As much as I hate to
disagree with Spence, there are some fairly serious issues on
the post-EMI stock CDs of Sheik Yerbouti. No, it's not nearly as bad as Tinsel-Town
Rebellion and You
Are What You Is, but as those (especially the latter) were borderline
unlistenable, that isn't really saying much. The problems are far worse than a
general "digititis." In particular, the right channel of the album sounds
particularly chewed up, a common problem amongst the "bad batch" of discs.
Something's wrong with the treble in the right channel. Check the right
channel at the beginning of Dancin' Fool, for example. On the vinyl/EMI
CD, the treble information is generally identical between the channels. On the
"bad" CDs, it sounds as if the treble is being muffled by a blanket. This may
not be obvious if you've never heard the vinyl before. Of course, this effect
is made worse by the wavering volume of the intro of the song, a result of
some sort of weird slow-release compression issue.
Some other notable
- The beginning of "City of Tiny Lites"
exhibits some major compression issues. The bass drum at the beginning of
the track causes the cross faded synth drum from the end of "Tryin' to Grow a
Chin" to actually pump in time with the bass drum. This does not
happen on the LP or EMI CD.
- Dig the massive volume swell right at the beginning of "Broken Hearts
are For Assholes," right as Terry screams "Hey now hey." Duh?
- The right
channel generally sounds a bit "wavery." Why?
The disc is clearly unsatisfactory; frankly, I hope it's
first in line for a ZFT re-treatment (and/or I hope the remaster that Spencer
surely made on the sly leaks into our hands. Right? RIGHT?) [Edit: We now have the 2012 CD, so life is golden]
Japanese Paper-Sleeve Version (2001-2002)
Starting in 2001, Video Arts Music released a limited-edition series (2000
copies each) of Zappa CDs in
paper sleeves - miniature LP sleeves. There was nothing special about this
series other than the covers, which were very well done - inserts and

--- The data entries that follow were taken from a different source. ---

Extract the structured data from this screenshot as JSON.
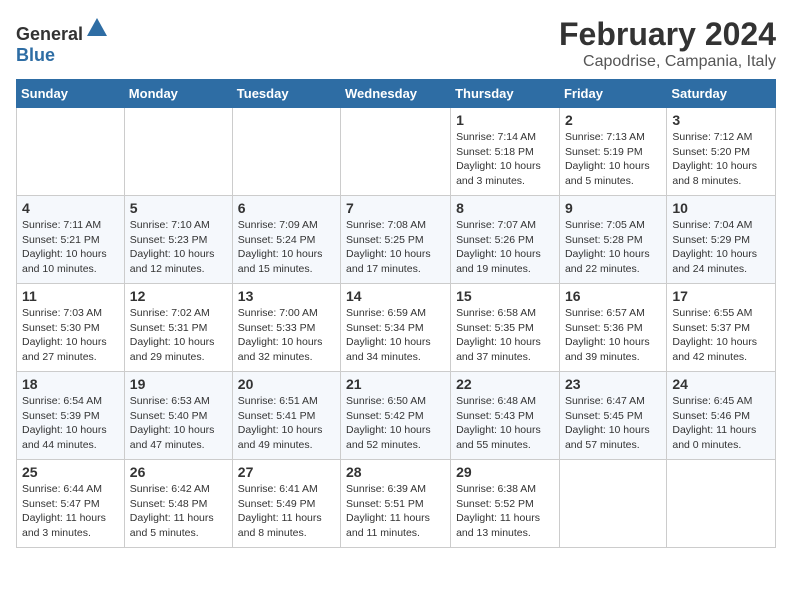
{
  "header": {
    "logo_general": "General",
    "logo_blue": "Blue",
    "title": "February 2024",
    "subtitle": "Capodrise, Campania, Italy"
  },
  "weekdays": [
    "Sunday",
    "Monday",
    "Tuesday",
    "Wednesday",
    "Thursday",
    "Friday",
    "Saturday"
  ],
  "weeks": [
    [
      {
        "day": "",
        "info": ""
      },
      {
        "day": "",
        "info": ""
      },
      {
        "day": "",
        "info": ""
      },
      {
        "day": "",
        "info": ""
      },
      {
        "day": "1",
        "info": "Sunrise: 7:14 AM\nSunset: 5:18 PM\nDaylight: 10 hours\nand 3 minutes."
      },
      {
        "day": "2",
        "info": "Sunrise: 7:13 AM\nSunset: 5:19 PM\nDaylight: 10 hours\nand 5 minutes."
      },
      {
        "day": "3",
        "info": "Sunrise: 7:12 AM\nSunset: 5:20 PM\nDaylight: 10 hours\nand 8 minutes."
      }
    ],
    [
      {
        "day": "4",
        "info": "Sunrise: 7:11 AM\nSunset: 5:21 PM\nDaylight: 10 hours\nand 10 minutes."
      },
      {
        "day": "5",
        "info": "Sunrise: 7:10 AM\nSunset: 5:23 PM\nDaylight: 10 hours\nand 12 minutes."
      },
      {
        "day": "6",
        "info": "Sunrise: 7:09 AM\nSunset: 5:24 PM\nDaylight: 10 hours\nand 15 minutes."
      },
      {
        "day": "7",
        "info": "Sunrise: 7:08 AM\nSunset: 5:25 PM\nDaylight: 10 hours\nand 17 minutes."
      },
      {
        "day": "8",
        "info": "Sunrise: 7:07 AM\nSunset: 5:26 PM\nDaylight: 10 hours\nand 19 minutes."
      },
      {
        "day": "9",
        "info": "Sunrise: 7:05 AM\nSunset: 5:28 PM\nDaylight: 10 hours\nand 22 minutes."
      },
      {
        "day": "10",
        "info": "Sunrise: 7:04 AM\nSunset: 5:29 PM\nDaylight: 10 hours\nand 24 minutes."
      }
    ],
    [
      {
        "day": "11",
        "info": "Sunrise: 7:03 AM\nSunset: 5:30 PM\nDaylight: 10 hours\nand 27 minutes."
      },
      {
        "day": "12",
        "info": "Sunrise: 7:02 AM\nSunset: 5:31 PM\nDaylight: 10 hours\nand 29 minutes."
      },
      {
        "day": "13",
        "info": "Sunrise: 7:00 AM\nSunset: 5:33 PM\nDaylight: 10 hours\nand 32 minutes."
      },
      {
        "day": "14",
        "info": "Sunrise: 6:59 AM\nSunset: 5:34 PM\nDaylight: 10 hours\nand 34 minutes."
      },
      {
        "day": "15",
        "info": "Sunrise: 6:58 AM\nSunset: 5:35 PM\nDaylight: 10 hours\nand 37 minutes."
      },
      {
        "day": "16",
        "info": "Sunrise: 6:57 AM\nSunset: 5:36 PM\nDaylight: 10 hours\nand 39 minutes."
      },
      {
        "day": "17",
        "info": "Sunrise: 6:55 AM\nSunset: 5:37 PM\nDaylight: 10 hours\nand 42 minutes."
      }
    ],
    [
      {
        "day": "18",
        "info": "Sunrise: 6:54 AM\nSunset: 5:39 PM\nDaylight: 10 hours\nand 44 minutes."
      },
      {
        "day": "19",
        "info": "Sunrise: 6:53 AM\nSunset: 5:40 PM\nDaylight: 10 hours\nand 47 minutes."
      },
      {
        "day": "20",
        "info": "Sunrise: 6:51 AM\nSunset: 5:41 PM\nDaylight: 10 hours\nand 49 minutes."
      },
      {
        "day": "21",
        "info": "Sunrise: 6:50 AM\nSunset: 5:42 PM\nDaylight: 10 hours\nand 52 minutes."
      },
      {
        "day": "22",
        "info": "Sunrise: 6:48 AM\nSunset: 5:43 PM\nDaylight: 10 hours\nand 55 minutes."
      },
      {
        "day": "23",
        "info": "Sunrise: 6:47 AM\nSunset: 5:45 PM\nDaylight: 10 hours\nand 57 minutes."
      },
      {
        "day": "24",
        "info": "Sunrise: 6:45 AM\nSunset: 5:46 PM\nDaylight: 11 hours\nand 0 minutes."
      }
    ],
    [
      {
        "day": "25",
        "info": "Sunrise: 6:44 AM\nSunset: 5:47 PM\nDaylight: 11 hours\nand 3 minutes."
      },
      {
        "day": "26",
        "info": "Sunrise: 6:42 AM\nSunset: 5:48 PM\nDaylight: 11 hours\nand 5 minutes."
      },
      {
        "day": "27",
        "info": "Sunrise: 6:41 AM\nSunset: 5:49 PM\nDaylight: 11 hours\nand 8 minutes."
      },
      {
        "day": "28",
        "info": "Sunrise: 6:39 AM\nSunset: 5:51 PM\nDaylight: 11 hours\nand 11 minutes."
      },
      {
        "day": "29",
        "info": "Sunrise: 6:38 AM\nSunset: 5:52 PM\nDaylight: 11 hours\nand 13 minutes."
      },
      {
        "day": "",
        "info": ""
      },
      {
        "day": "",
        "info": ""
      }
    ]
  ]
}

"bonuses" were reproduced, the albums that originally had gatefold
covers got little miniature gatefolds, and cover track lists were exactly as on

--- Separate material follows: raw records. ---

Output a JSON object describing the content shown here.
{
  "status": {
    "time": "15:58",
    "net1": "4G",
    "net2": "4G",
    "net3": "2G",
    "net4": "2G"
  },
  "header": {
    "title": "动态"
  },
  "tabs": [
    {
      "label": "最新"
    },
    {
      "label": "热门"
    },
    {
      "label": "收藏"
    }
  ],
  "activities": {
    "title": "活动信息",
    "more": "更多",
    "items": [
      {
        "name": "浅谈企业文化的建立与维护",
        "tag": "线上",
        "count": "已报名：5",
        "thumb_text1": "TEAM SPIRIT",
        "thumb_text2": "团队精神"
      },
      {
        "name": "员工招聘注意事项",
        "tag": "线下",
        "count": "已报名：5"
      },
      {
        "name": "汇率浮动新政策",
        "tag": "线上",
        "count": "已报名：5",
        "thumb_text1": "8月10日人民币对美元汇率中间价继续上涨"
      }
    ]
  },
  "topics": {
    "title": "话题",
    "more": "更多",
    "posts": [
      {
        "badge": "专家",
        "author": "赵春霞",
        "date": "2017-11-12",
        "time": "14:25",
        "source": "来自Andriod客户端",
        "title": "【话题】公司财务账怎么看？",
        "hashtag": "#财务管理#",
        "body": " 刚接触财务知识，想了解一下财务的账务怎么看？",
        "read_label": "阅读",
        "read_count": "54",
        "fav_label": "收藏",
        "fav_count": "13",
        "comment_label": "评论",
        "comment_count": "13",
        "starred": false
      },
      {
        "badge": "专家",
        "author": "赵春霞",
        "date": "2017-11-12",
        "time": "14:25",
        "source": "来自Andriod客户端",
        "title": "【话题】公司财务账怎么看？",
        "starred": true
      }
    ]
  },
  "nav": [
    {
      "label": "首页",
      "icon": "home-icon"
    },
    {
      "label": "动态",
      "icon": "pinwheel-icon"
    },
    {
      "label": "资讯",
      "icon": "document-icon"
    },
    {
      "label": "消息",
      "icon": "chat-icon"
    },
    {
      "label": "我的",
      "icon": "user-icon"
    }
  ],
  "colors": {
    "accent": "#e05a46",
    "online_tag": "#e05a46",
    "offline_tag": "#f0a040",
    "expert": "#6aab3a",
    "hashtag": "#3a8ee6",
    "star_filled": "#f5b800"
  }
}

the corresponding LPs, even in cases where the CD has bonus tracks or a
different track order. Included in this series were some entries that never had

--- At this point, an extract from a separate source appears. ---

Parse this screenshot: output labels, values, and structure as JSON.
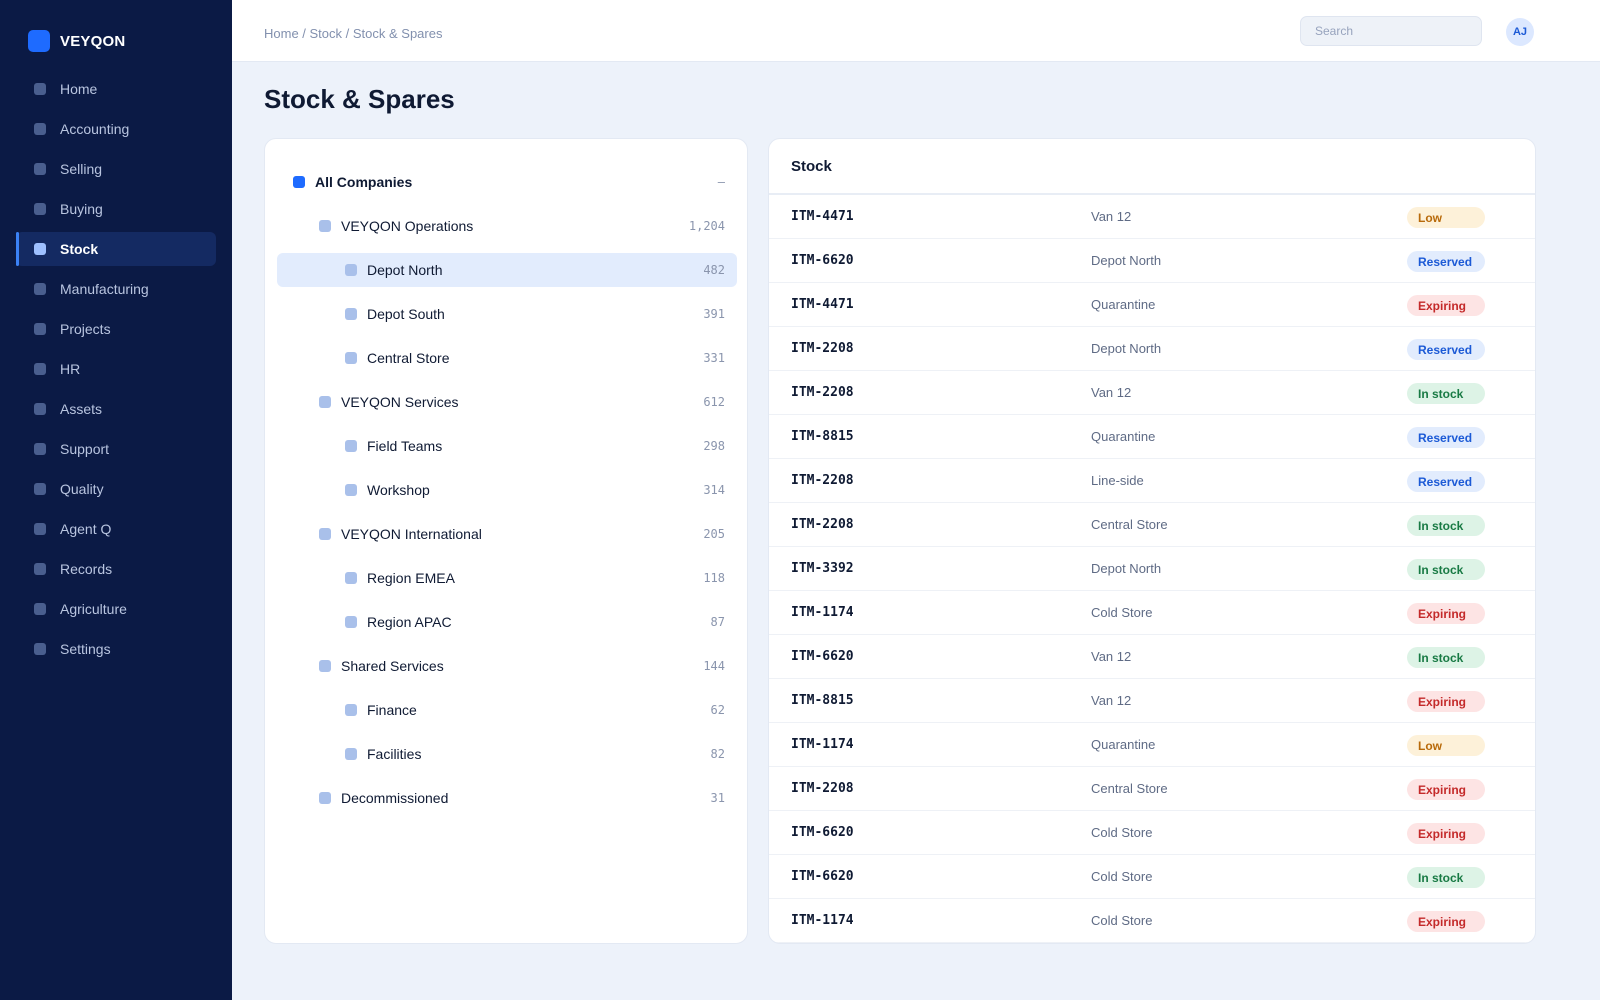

"proper" LP issues, i.e. Läther. Additionally, some rarities--like the "green/gold"
cover of Chunga's Revenge--were reproduced as special items in this run.
We need to stress that the sound quality of these discs matches the US
Ryko issues, which they are clearly derived from. These are collectors
items, not new remastered editions.
Late-2012-update: It appears as if the Japanese may be warming up the
mini-LP ovens for a new batch based on the 2012 UMe remasters. We'll let you
know if this happens.
2012 UMe CDRemastered by Bob Ludwig. Fixes the right-channel garbage from earlier editions and the weird EQ. Restores "I'm So Cute" and "Wild Love" to their original LP edits. Essential.
Pbuzby notices something up with the liner notes, though:
Gail has taken the opportunity to give
Ahmet shared composer credit for "Rat Tomago" because he came up with
the title. Also, for some reason the printed lyrics have the
consecutive letters "im" replaced with "I'm" in all words where they
appear (e.g. "hI'm" rather than "him," "experI'mental" rather than
Thinman compares the new reissue to the
previous "best-of" contender, the EMI CD:
When putting on the new SY for the first time today, I thought it
sounded good, but from memory I thought my old EMI was sounding equally
good and I could have saved the money. But then I couldn't resist and
made a comparison. The EMI is much thinner and more harsh in the high
frequencies. The bottom end is much better on the new one without being
boomy. The frequency spectrum seems to be very well balanced. The new
one has lots of treble, too, but not the harshness like the EMI. And I'm
having the impression, for the first time, that the 4-track recordings
like SY Tango are "as clear as the rest of the album" now. I have never
heard the fucked up Ryko.
- Mikael Agardsson
- Marcelo Gasiů
- Neil in the UK
- Patrick David Neve
- Steve Jones
- Marrot Thomas
- I think there is too little of everything here.
- Any details on cassette versions?
- Any details on 8-track versions?
- Any regional peculiarities?
- What about the EMI EMC 278 UK vinyl?